By Maura Forrest
September 3, 2015
Hydro-Québec and Eversource Energy are moving forward with plans to transport hydroelectricity from Quebec to New England.
The Northern Pass Transmission project would deliver 1,000 megawatts of hydro power to the New England grid. The project is intended to help lower energy costs and reduce the region’s reliance on natural gas.
“We are confident that the Northern Pass project will be the leading solution for delivering significant reliability, environmental, and economic benefits to both New England and Eastern Canada,” said Eric Martel, CEO of Hydro-Québec, in a news release.
Eversource, a New England-based utility, will work with Hydro-Québec to build a 309-kilometre transmission linefrom hydroelectric plants in Canada to New Hampshire. The project will cost $1.4 billion, and is expected to reduce carbon emissions by up to 2.7 million tonnes per year. It’s also expected to generate $80 million in annual energy cost savings for New Hampshire consumers.
The announcement comes shortly after Eversource released its Forward New Hampshire plan, which responded to concerns from New Hampshire stakeholders about impacts of the new transmission line.
According to the new plan, 97 kilometres of the transmission line will be buried to reduce “view impacts.”
The line is anticipated to start delivering renewable electricity to New England by the spring of 2019, pending regulatory approval.
Quebec and Atlantic premiers recently met with New England governors to discuss the project in St. John’s, Nfld.
The province of Newfoundland and Labrador also hopes to sell hydroelectricity from the Muskrat Falls project in Labrador, currently under construction, to markets in the U.S.

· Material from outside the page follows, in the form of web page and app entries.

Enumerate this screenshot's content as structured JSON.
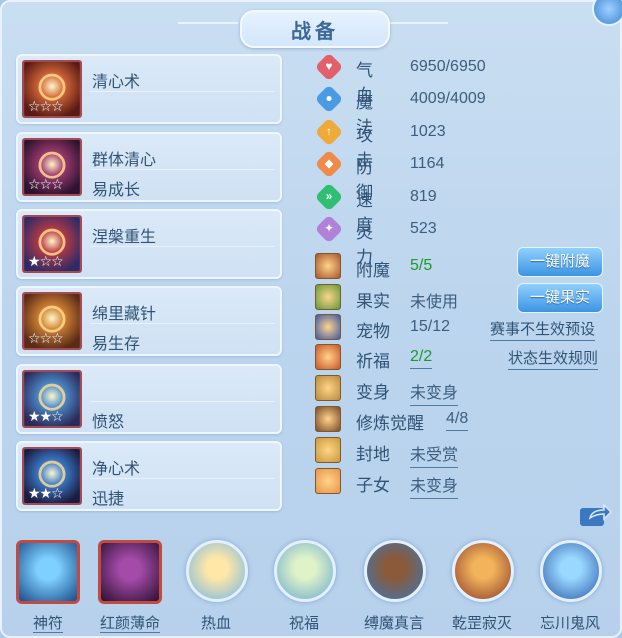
{
  "title": "战备",
  "skills": [
    {
      "name": "清心术",
      "sub": "",
      "stars": "☆☆☆",
      "filled": 0,
      "bg1": "#d66a3b",
      "bg2": "#5a1a13"
    },
    {
      "name": "群体清心",
      "sub": "易成长",
      "stars": "☆☆☆",
      "filled": 0,
      "bg1": "#9f3a70",
      "bg2": "#2c1330"
    },
    {
      "name": "涅槃重生",
      "sub": "",
      "stars": "★☆☆",
      "filled": 1,
      "bg1": "#b93a44",
      "bg2": "#2e2a66"
    },
    {
      "name": "绵里藏针",
      "sub": "易生存",
      "stars": "☆☆☆",
      "filled": 0,
      "bg1": "#d28436",
      "bg2": "#5a2a15"
    },
    {
      "name": "",
      "sub": "愤怒",
      "stars": "★★☆",
      "filled": 2,
      "bg1": "#4d8fd0",
      "bg2": "#2b2b5a"
    },
    {
      "name": "净心术",
      "sub": "迅捷",
      "stars": "★★☆",
      "filled": 2,
      "bg1": "#3b7fd0",
      "bg2": "#1b1b40"
    }
  ],
  "attributes": [
    {
      "label": "气血",
      "value": "6950/6950",
      "icon": "heart-icon",
      "color": "#e2606a",
      "glyph": "♥"
    },
    {
      "label": "魔法",
      "value": "4009/4009",
      "icon": "mana-icon",
      "color": "#4b9be3",
      "glyph": "●"
    },
    {
      "label": "攻击",
      "value": "1023",
      "icon": "attack-icon",
      "color": "#f0aa3b",
      "glyph": "↑"
    },
    {
      "label": "防御",
      "value": "1164",
      "icon": "defense-icon",
      "color": "#ef8a4a",
      "glyph": "◆"
    },
    {
      "label": "速度",
      "value": "819",
      "icon": "speed-icon",
      "color": "#2fbf72",
      "glyph": "»"
    },
    {
      "label": "灵力",
      "value": "523",
      "icon": "spirit-icon",
      "color": "#b081d9",
      "glyph": "✦"
    }
  ],
  "features": [
    {
      "label": "附魔",
      "value": "5/5",
      "green": true,
      "underline": false,
      "color": "#a8552d"
    },
    {
      "label": "果实",
      "value": "未使用",
      "green": false,
      "underline": false,
      "color": "#5f9a37"
    },
    {
      "label": "宠物",
      "value": "15/12",
      "green": false,
      "underline": false,
      "color": "#3d58a8"
    },
    {
      "label": "祈福",
      "value": "2/2",
      "green": true,
      "underline": true,
      "color": "#c9542a"
    },
    {
      "label": "变身",
      "value": "未变身",
      "green": false,
      "underline": true,
      "color": "#b88a3b"
    },
    {
      "label": "修炼觉醒",
      "value": "4/8",
      "green": false,
      "underline": true,
      "color": "#7a4a2a"
    },
    {
      "label": "封地",
      "value": "未受赏",
      "green": false,
      "underline": true,
      "color": "#c89a3a"
    },
    {
      "label": "子女",
      "value": "未变身",
      "green": false,
      "underline": true,
      "color": "#e8944a"
    }
  ],
  "buttons": {
    "enchant": "一键附魔",
    "fruit": "一键果实"
  },
  "links": {
    "event": "赛事不生效预设",
    "state": "状态生效规则"
  },
  "bottom": [
    {
      "label": "神符",
      "shape": "square",
      "c1": "#7dd0ff",
      "c2": "#1a4a8a"
    },
    {
      "label": "红颜薄命",
      "shape": "square",
      "c1": "#a44aa8",
      "c2": "#2a1030"
    },
    {
      "label": "热血",
      "shape": "round",
      "c1": "#ffe7a8",
      "c2": "#6fb6e8"
    },
    {
      "label": "祝福",
      "shape": "round",
      "c1": "#dff3c8",
      "c2": "#6aa9cf"
    },
    {
      "label": "缚魔真言",
      "shape": "round",
      "c1": "#8a5a3a",
      "c2": "#3a78b8"
    },
    {
      "label": "乾罡寂灭",
      "shape": "round",
      "c1": "#f2b45a",
      "c2": "#8a3a2a"
    },
    {
      "label": "忘川鬼风",
      "shape": "round",
      "c1": "#9ad8ff",
      "c2": "#2a5aa8"
    }
  ]
}
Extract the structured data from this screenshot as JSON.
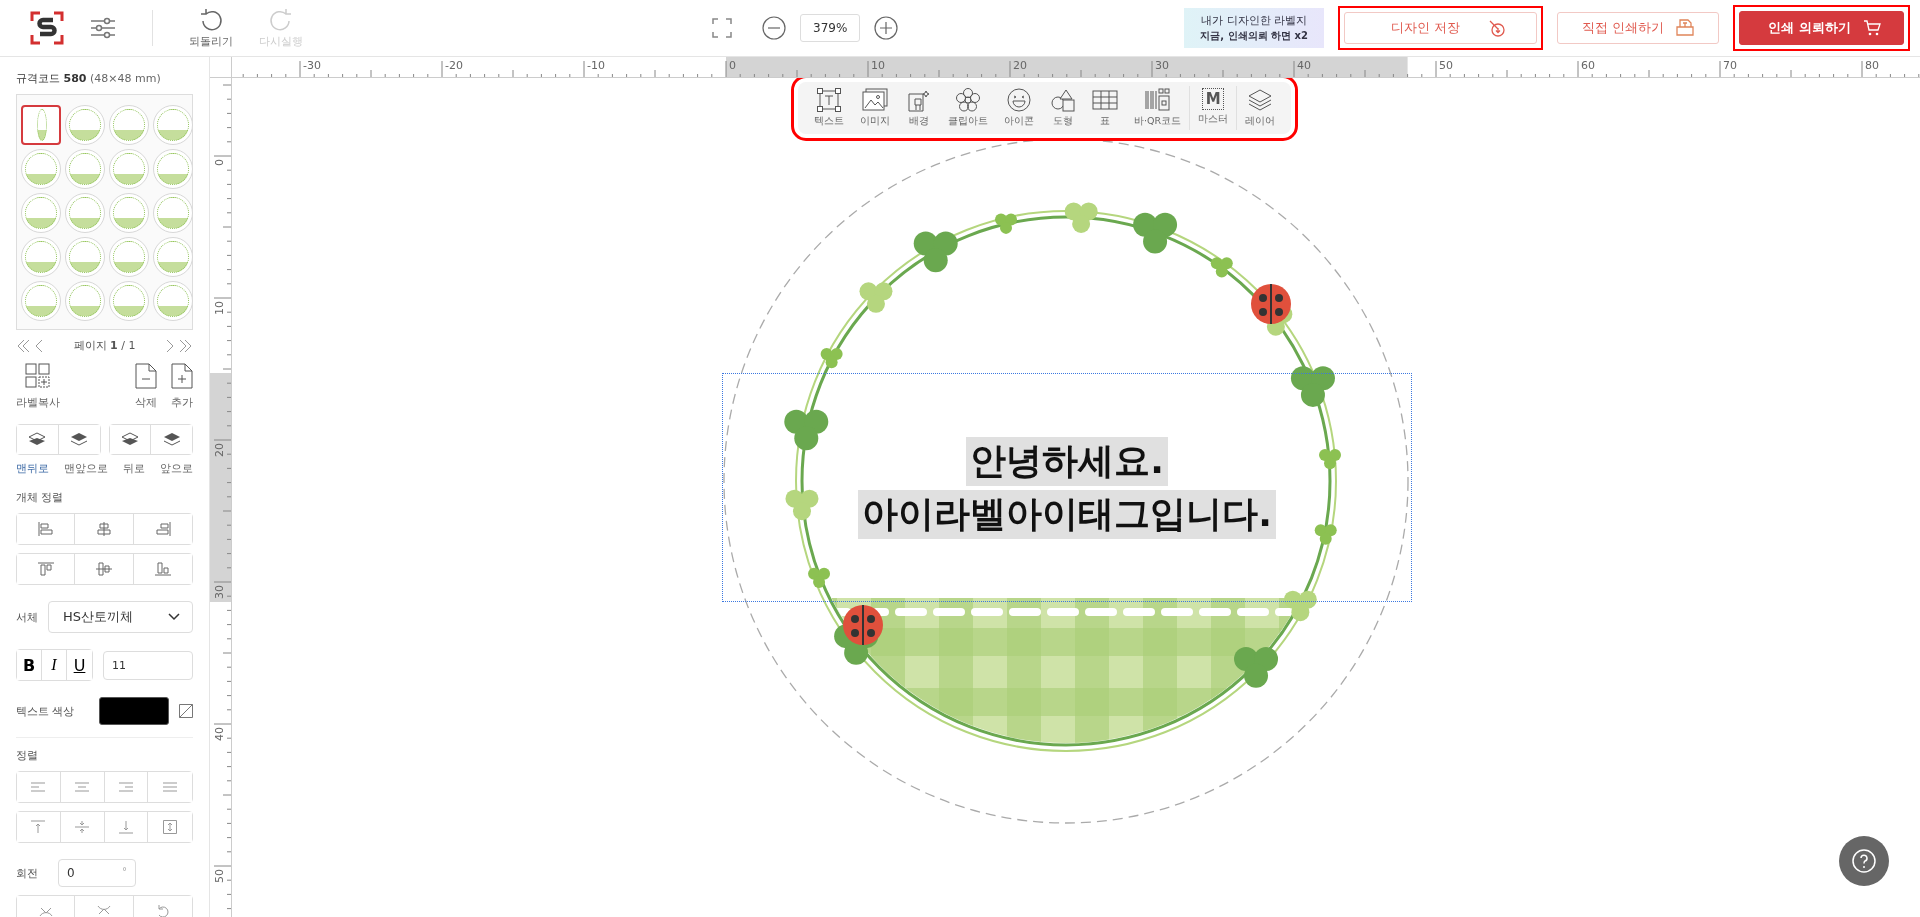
{
  "header": {
    "undo": {
      "label": "되돌리기",
      "disabled": false
    },
    "redo": {
      "label": "다시실행",
      "disabled": true
    },
    "zoom": "379%",
    "banner": {
      "line_1": "내가 디자인한 라벨지",
      "line_2": "지금, **인쇄의뢰** 하면 x2"
    },
    "buttons": [
      {
        "label": "디자인 저장",
        "kind": "save",
        "highlighted": true
      },
      {
        "label": "직접 인쇄하기",
        "kind": "print",
        "highlighted": false
      },
      {
        "label": "인쇄 의뢰하기",
        "kind": "order",
        "highlighted": true
      }
    ]
  },
  "ruler": {
    "horizontal": [
      "-30",
      "-20",
      "-10",
      "0",
      "10",
      "20",
      "30",
      "40",
      "50",
      "60",
      "70",
      "80"
    ],
    "vertical": [
      "0",
      "10",
      "20",
      "30",
      "40",
      "50"
    ]
  },
  "toolbar": {
    "highlighted": true,
    "tools": [
      {
        "label": "텍스트",
        "kind": "text"
      },
      {
        "label": "이미지",
        "kind": "image"
      },
      {
        "label": "배경",
        "kind": "background"
      },
      {
        "label": "클립아트",
        "kind": "clipart"
      },
      {
        "label": "아이콘",
        "kind": "icon"
      },
      {
        "label": "도형",
        "kind": "shape"
      },
      {
        "label": "표",
        "kind": "table"
      },
      {
        "label": "바·QR코드",
        "kind": "barcode"
      },
      {
        "label": "마스터",
        "kind": "master",
        "glyph": "M"
      },
      {
        "label": "레이어",
        "kind": "layer"
      }
    ]
  },
  "sidebar": {
    "spec_label": "규격코드",
    "spec_code": "580",
    "spec_size": "(48×48 mm)",
    "labels": [
      {
        "selected": true
      },
      {
        "selected": false
      },
      {
        "selected": false
      },
      {
        "selected": false
      },
      {
        "selected": false
      },
      {
        "selected": false
      },
      {
        "selected": false
      },
      {
        "selected": false
      },
      {
        "selected": false
      },
      {
        "selected": false
      },
      {
        "selected": false
      },
      {
        "selected": false
      },
      {
        "selected": false
      },
      {
        "selected": false
      },
      {
        "selected": false
      },
      {
        "selected": false
      },
      {
        "selected": false
      },
      {
        "selected": false
      },
      {
        "selected": false
      },
      {
        "selected": false
      }
    ],
    "page": "페이지 **1** / 1",
    "copy_label": "라벨복사",
    "delete_label": "삭제",
    "add_label": "추가",
    "order_buttons": [
      "맨뒤로",
      "맨앞으로",
      "뒤로",
      "앞으로"
    ],
    "align_heading": "개체 정렬",
    "font_label": "서체",
    "font": "HS산토끼체",
    "format_buttons": [
      "B",
      "I",
      "U"
    ],
    "font_size": "11",
    "color_label": "텍스트 색상",
    "text_align_heading": "정렬",
    "rotation_label": "회전",
    "rotation": "0",
    "rotation_unit": "°"
  },
  "canvas": {
    "lines": [
      "안녕하세요.",
      "아이라벨아이태그입니다."
    ]
  }
}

But Premier Paul Davis doesn’t believe the Northern Pass project will hurt those prospects.
“While there is a level of competitiveness, there is more demand and growing demand for hydroelectricity than I believe that Quebec and Newfoundland and Labrador is going to be able to supply,” Davis said, as reported by the CBC.
The project could also help New England states meet their targets under the Obama administration’s new Clean Power Plan, which requires states to reduce carbon dioxide emissions by an average of 32 per cent from 2005 levels by 2030.